I hate tornado's. With many other types of natural disasters, you know their coming and going to hit but tornado's are iffy. Even though you have tornado warnings, you never know where one is going to touch down. One can demolish your neighbors house and not even scratch the paint on yours. Many people get complacent during tornado warnings and go about their daily business without worry.

During tornado warnings, our county dispatches tornado watchers throughout the area to monitor the skies for rotation and certain conditions. I have a police scanner and monitor the watchers as they call in their reports, along with the National Weather Service warnings.

Posted by: BobF at March 2, 2007 10:54 AM

I spent good times at Ft Rucker, with trips all over southern Alabama. Fell in love with the friendly folks of that state. They treated me with that famous "Southern Hospitality". A great time in my life and I pray for them now.

I live in Tornado Alley(Dallas) also and have seen two twisters in my life. Frightnening like BobF describes. I often think of the great Oklahoma City tornado a few years ago. Very devestating with only a few minutes warning. And, how different those Oklahomans were in their response and rebuilding compared to the silly, whining crap of the Katrina group who had days of warning.

Posted by: TomR at March 2, 2007 11:39 AM

OK - I see this time and time again in the USA! Why does your government keep allowing people to build in these areas? Why can't you build underground? At Cober Pedy in Australia everyone lives underground because of the horrendous heat conditions there. It's happens to be the world biggest opal mining area. Why can't the US have a similar concept for tornado prone areas? Trailer parks should be banned in those areas completely. Are any of your buildings built to a rigid code to withstand such a force? Trying to help out here guys....

Posted by: Lyn in Australia at March 3, 2007 06:37 AM

Jack, your right it sure has been a bloody week.

Posted by: Wild Thing at March 3, 2007 06:41 AM

Bob,I am so glad you and your family are ok.

Posted by: Wild Thing at March 3, 2007 06:43 AM

Tom,once as a kid I remember we had to go to the basement and wait out a tornado that the news had said was coming our way.

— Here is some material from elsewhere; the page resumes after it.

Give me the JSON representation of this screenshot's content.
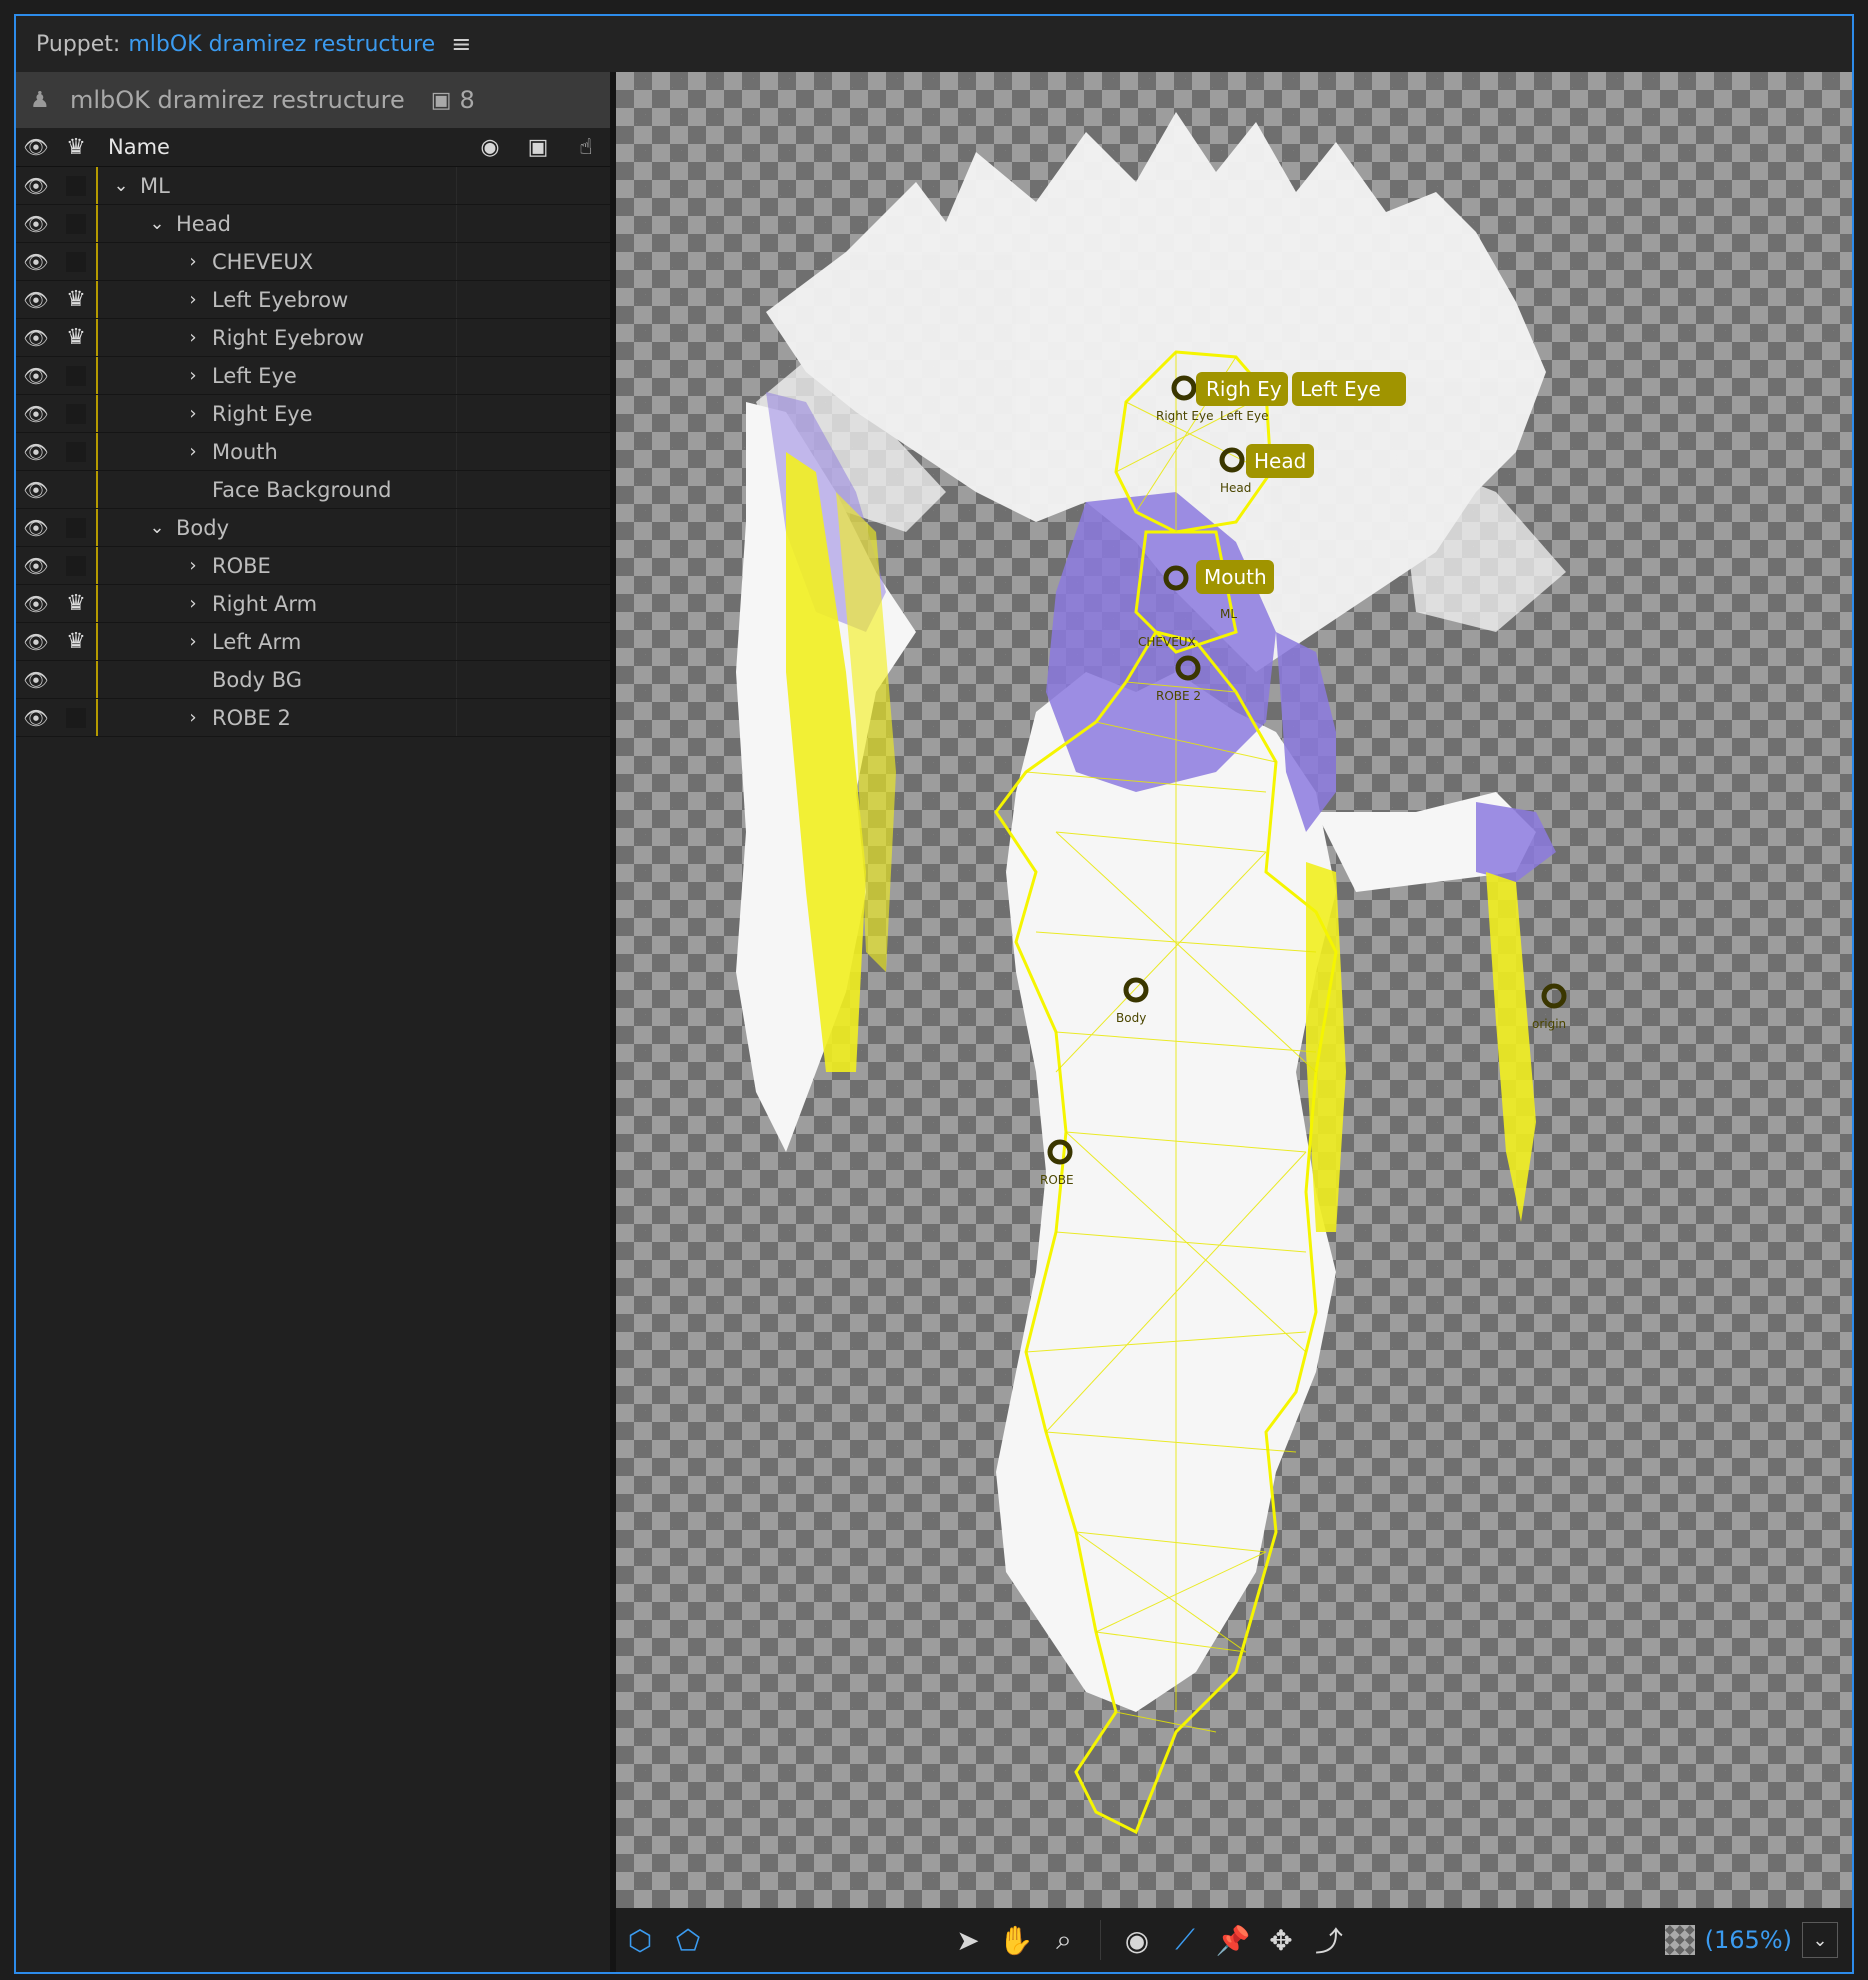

I remember how terrified I was as a little kid.

Posted by: Wild Thing at March 3, 2007 06:45 AM

Lyn in Australia, that would help in some areas, yes, not to allow trailer parks. But the weird thing about tornadoes is that they can occur in places that had not had them befofe too.

I grew up in Illinois and let's see I think it was only twice that we had tornado warnings in the city I grew up in.

Mother nature can be cruel that's for sure.

Posted by: Wild Thing at March 3, 2007 06:48 AM